→ **Exercise**
Search the data for the string "märke" and copy each line where it turns up.
═════ Data section
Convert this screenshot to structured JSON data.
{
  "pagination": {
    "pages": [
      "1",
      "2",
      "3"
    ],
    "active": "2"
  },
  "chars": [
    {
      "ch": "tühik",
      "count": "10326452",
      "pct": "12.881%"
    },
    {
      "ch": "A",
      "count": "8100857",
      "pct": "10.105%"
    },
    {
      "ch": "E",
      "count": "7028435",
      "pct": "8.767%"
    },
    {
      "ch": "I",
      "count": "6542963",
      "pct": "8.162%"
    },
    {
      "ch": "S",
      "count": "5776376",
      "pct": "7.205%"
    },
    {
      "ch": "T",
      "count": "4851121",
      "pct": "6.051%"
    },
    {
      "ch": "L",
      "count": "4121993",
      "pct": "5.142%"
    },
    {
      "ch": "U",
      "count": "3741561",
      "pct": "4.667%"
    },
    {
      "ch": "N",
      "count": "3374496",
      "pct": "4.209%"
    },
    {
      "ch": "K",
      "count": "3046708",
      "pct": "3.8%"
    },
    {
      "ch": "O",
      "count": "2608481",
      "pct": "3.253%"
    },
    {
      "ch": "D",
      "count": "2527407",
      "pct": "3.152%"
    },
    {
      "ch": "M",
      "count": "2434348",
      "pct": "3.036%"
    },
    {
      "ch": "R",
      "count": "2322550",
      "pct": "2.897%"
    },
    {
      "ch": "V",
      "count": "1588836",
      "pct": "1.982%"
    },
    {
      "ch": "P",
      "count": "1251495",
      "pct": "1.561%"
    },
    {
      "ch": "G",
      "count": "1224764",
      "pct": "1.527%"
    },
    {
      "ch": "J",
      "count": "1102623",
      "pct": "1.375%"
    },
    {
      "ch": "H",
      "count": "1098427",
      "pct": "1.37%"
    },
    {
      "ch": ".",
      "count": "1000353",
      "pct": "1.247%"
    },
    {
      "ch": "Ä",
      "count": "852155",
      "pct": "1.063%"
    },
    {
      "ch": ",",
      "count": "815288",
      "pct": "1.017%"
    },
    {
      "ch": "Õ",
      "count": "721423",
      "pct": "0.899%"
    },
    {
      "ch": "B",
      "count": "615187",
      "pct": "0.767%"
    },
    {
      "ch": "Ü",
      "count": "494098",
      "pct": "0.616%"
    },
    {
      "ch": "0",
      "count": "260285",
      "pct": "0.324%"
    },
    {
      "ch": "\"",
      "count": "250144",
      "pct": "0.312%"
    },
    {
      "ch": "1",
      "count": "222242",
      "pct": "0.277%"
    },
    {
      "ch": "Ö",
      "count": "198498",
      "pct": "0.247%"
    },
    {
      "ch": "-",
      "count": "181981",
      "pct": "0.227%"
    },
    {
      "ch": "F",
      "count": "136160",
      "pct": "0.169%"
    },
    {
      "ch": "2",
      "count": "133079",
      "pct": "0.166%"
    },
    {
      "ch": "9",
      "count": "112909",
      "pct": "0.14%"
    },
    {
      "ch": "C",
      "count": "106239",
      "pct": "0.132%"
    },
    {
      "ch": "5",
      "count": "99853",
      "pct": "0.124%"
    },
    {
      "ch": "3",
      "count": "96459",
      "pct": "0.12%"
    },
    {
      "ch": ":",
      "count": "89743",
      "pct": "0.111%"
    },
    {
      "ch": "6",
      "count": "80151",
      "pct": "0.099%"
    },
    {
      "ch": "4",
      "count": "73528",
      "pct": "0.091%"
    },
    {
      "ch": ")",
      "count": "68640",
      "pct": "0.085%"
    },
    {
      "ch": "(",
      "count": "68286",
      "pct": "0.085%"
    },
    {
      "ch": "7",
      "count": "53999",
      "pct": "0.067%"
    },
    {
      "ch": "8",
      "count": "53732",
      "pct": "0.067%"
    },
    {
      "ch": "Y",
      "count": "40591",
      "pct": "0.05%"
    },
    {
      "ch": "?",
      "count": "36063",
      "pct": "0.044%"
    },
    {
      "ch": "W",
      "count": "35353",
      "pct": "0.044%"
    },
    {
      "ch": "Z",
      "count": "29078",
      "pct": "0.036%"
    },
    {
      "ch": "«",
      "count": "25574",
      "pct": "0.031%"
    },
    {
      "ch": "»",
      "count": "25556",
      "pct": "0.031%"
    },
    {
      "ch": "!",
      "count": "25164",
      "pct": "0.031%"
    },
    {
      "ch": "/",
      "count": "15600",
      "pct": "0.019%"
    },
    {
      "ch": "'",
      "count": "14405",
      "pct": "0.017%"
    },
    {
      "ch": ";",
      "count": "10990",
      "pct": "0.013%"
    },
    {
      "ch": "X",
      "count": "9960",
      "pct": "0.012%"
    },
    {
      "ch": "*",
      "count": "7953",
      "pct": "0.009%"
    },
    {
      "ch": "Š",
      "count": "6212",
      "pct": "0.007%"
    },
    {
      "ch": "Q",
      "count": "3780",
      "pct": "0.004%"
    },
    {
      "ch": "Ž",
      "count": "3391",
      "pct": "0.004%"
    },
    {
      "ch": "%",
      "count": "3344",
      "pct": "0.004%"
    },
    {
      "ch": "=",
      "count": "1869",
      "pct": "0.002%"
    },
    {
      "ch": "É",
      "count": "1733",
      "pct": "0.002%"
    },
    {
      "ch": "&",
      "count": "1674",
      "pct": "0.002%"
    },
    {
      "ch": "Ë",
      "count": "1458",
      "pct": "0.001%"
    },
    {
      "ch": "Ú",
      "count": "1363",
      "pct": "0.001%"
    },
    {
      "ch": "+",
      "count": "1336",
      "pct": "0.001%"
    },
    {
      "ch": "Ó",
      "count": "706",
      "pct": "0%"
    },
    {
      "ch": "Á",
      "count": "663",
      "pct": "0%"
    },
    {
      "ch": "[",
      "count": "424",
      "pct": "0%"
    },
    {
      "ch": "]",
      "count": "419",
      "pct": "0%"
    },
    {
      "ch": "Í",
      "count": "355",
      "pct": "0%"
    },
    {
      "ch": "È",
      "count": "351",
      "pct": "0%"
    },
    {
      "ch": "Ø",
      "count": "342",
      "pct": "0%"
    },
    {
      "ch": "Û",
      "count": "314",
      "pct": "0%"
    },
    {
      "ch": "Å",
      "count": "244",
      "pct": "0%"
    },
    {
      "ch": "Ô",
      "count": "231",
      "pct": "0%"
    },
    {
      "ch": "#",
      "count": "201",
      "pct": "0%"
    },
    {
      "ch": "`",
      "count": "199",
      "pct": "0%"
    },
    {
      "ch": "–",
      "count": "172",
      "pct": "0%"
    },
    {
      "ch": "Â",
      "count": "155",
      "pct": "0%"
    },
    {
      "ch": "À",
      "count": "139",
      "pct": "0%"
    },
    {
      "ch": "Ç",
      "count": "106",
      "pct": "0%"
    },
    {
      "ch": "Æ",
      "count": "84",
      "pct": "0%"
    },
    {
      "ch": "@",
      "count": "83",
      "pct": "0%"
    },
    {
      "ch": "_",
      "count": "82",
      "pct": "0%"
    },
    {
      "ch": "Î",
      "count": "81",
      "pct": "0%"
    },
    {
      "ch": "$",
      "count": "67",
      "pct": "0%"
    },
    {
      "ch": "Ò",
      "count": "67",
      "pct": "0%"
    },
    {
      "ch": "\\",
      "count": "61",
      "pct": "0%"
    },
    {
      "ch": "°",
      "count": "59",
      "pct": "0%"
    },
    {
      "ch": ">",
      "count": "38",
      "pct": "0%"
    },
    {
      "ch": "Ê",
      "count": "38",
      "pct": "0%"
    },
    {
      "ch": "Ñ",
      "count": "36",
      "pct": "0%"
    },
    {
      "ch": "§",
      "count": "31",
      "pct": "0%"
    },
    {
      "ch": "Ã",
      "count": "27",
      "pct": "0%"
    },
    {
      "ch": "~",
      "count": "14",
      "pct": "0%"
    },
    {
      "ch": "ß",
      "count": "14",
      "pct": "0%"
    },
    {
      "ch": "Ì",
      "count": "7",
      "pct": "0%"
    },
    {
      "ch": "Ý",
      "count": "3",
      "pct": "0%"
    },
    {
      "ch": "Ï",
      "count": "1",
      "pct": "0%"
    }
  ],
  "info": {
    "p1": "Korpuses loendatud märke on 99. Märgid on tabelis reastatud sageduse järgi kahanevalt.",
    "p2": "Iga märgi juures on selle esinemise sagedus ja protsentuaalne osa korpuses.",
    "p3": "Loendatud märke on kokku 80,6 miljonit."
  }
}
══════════
→ **Result of the task**
    "p1": "Korpuses loendatud märke on 99. Märgid on tabelis reastatud sageduse järgi kahanevalt.",
    "p3": "Loendatud märke on kokku 80,6 miljonit."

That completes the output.